In the case of HSB cannot be listed in SGX Main Board because its maximum asset did not meet the $80 million minimum market capitalization or a $7.5 million track record in 3 years. Therefore the sixth alternative financing option for the company is to be listed in Catalist. The company will have to make an initial price offering (IPO) through issuing an offer document lodged at Catalist website for public dissemination and list through sponsors. The other alternative is by placement of shares through intermediaries (such as stockbrokers). The intermediary will find investors to subscribe to the allotted shares at a given price.
Although this option can help expand company financial source, a note of caution is that raising funds in the public sphere has more stringent rules to abide to and requires the company to file numerous reports to SGX. The company's every move will be subjected to a close scrutiny of its public shareholders and it might also be subjected to takeover since the company now belongs to the “public”.
A process which shares of a public company are acquired such that the voting control of the company passes to a new shareholder, who is the “offeror” of the take-over.
“Offeror” can take-over the company by
Rule 15 TC Voluntary takeover
“Offeror” initiates a voluntary offer to acquire shares by following the procedure stated in TC.
Rule 14 Mandatory takeover
“Offeror” can trigger for mandatory takeover when he/she acquires 30% or more of the voting shares in the company.
Takeover is NOT a alternative financing option for HSB. When becoming public listed company, takeover is something the company can be subjected to. It is the last thing the brothers will want for the company.
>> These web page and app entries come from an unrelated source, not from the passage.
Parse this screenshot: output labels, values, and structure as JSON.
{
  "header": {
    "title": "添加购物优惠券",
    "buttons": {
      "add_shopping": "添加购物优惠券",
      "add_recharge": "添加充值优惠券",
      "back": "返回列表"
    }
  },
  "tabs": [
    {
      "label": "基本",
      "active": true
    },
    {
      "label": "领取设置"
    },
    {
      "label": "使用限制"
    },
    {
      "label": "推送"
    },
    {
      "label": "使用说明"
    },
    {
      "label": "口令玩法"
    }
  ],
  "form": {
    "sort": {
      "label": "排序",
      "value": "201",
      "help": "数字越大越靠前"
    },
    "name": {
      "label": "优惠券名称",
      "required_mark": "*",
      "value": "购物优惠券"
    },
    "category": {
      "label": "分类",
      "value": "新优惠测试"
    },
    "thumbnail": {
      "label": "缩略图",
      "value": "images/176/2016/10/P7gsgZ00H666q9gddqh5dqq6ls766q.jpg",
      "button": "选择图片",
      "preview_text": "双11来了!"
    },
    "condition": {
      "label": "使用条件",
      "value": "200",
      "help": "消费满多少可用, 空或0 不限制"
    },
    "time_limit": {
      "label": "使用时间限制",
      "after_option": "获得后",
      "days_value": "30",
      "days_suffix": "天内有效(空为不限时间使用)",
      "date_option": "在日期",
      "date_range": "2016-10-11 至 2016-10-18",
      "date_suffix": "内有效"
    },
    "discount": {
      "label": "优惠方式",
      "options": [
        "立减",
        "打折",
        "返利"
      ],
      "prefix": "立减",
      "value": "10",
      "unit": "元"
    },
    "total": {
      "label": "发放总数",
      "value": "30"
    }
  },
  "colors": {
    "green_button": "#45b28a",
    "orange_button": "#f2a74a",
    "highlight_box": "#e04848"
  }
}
If this happen, the five brothers will become the minority share holders of the company and eventually lose their control and rights except for minority shareholder rights that they will be entitled to.
There are many alternative sources of funds available for the company. However, the company has to examine all the pros and cons of such financing alternatives. Some are debentures which interest is payable, while some has charges that require company's asset as a form of security to creditor and some are subject to public bureaucracy.